> **TASK GOAL**
The expected output is every entry, copied exactly.

> **SOURCE RECORDS**
# # #

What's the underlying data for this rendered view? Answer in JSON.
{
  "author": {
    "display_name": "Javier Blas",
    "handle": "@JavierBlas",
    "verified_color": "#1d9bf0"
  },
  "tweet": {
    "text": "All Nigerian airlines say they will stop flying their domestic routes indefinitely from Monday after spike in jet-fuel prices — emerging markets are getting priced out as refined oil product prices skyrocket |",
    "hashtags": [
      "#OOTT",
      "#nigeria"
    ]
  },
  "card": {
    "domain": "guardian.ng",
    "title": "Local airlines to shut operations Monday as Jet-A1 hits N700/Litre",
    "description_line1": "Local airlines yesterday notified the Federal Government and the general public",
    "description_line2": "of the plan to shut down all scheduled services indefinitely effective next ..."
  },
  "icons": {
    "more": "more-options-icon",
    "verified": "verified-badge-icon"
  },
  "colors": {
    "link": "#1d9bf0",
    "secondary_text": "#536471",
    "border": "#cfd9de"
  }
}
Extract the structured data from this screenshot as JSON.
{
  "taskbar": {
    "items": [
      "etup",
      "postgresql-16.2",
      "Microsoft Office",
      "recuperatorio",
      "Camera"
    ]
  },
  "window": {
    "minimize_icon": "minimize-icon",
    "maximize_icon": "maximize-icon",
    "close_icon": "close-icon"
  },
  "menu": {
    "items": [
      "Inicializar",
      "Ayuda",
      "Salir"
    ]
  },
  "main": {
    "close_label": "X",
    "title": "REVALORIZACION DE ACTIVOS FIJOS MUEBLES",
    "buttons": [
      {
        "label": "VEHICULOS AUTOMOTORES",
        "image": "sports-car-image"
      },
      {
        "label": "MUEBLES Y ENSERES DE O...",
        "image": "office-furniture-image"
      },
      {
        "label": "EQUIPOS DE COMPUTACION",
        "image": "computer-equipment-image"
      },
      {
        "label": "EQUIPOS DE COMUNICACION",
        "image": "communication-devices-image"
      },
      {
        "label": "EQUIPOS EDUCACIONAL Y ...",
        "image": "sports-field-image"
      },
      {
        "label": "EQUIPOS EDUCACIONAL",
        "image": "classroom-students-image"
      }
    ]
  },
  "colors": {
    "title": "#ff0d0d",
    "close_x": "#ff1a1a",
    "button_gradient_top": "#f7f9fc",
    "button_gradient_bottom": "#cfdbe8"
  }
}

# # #

> **ANSWER BOX**
What's the underlying data for this rendered view? Answer in JSON.
{
  "author": {
    "display_name": "Javier Blas",
    "handle": "@JavierBlas",
    "verified_color": "#1d9bf0"
  },
  "tweet": {
    "text": "All Nigerian airlines say they will stop flying their domestic routes indefinitely from Monday after spike in jet-fuel prices — emerging markets are getting priced out as refined oil product prices skyrocket |",
    "hashtags": [
      "#OOTT",
      "#nigeria"
    ]
  },
  "card": {
    "domain": "guardian.ng",
    "title": "Local airlines to shut operations Monday as Jet-A1 hits N700/Litre",
    "description_line1": "Local airlines yesterday notified the Federal Government and the general public",
    "description_line2": "of the plan to shut down all scheduled services indefinitely effective next ..."
  },
  "icons": {
    "more": "more-options-icon",
    "verified": "verified-badge-icon"
  },
  "colors": {
    "link": "#1d9bf0",
    "secondary_text": "#536471",
    "border": "#cfd9de"
  }
}
Extract the structured data from this screenshot as JSON.
{
  "taskbar": {
    "items": [
      "etup",
      "postgresql-16.2",
      "Microsoft Office",
      "recuperatorio",
      "Camera"
    ]
  },
  "window": {
    "minimize_icon": "minimize-icon",
    "maximize_icon": "maximize-icon",
    "close_icon": "close-icon"
  },
  "menu": {
    "items": [
      "Inicializar",
      "Ayuda",
      "Salir"
    ]
  },
  "main": {
    "close_label": "X",
    "title": "REVALORIZACION DE ACTIVOS FIJOS MUEBLES",
    "buttons": [
      {
        "label": "VEHICULOS AUTOMOTORES",
        "image": "sports-car-image"
      },
      {
        "label": "MUEBLES Y ENSERES DE O...",
        "image": "office-furniture-image"
      },
      {
        "label": "EQUIPOS DE COMPUTACION",
        "image": "computer-equipment-image"
      },
      {
        "label": "EQUIPOS DE COMUNICACION",
        "image": "communication-devices-image"
      },
      {
        "label": "EQUIPOS EDUCACIONAL Y ...",
        "image": "sports-field-image"
      },
      {
        "label": "EQUIPOS EDUCACIONAL",
        "image": "classroom-students-image"
      }
    ]
  },
  "colors": {
    "title": "#ff0d0d",
    "close_x": "#ff1a1a",
    "button_gradient_top": "#f7f9fc",
    "button_gradient_bottom": "#cfdbe8"
  }
}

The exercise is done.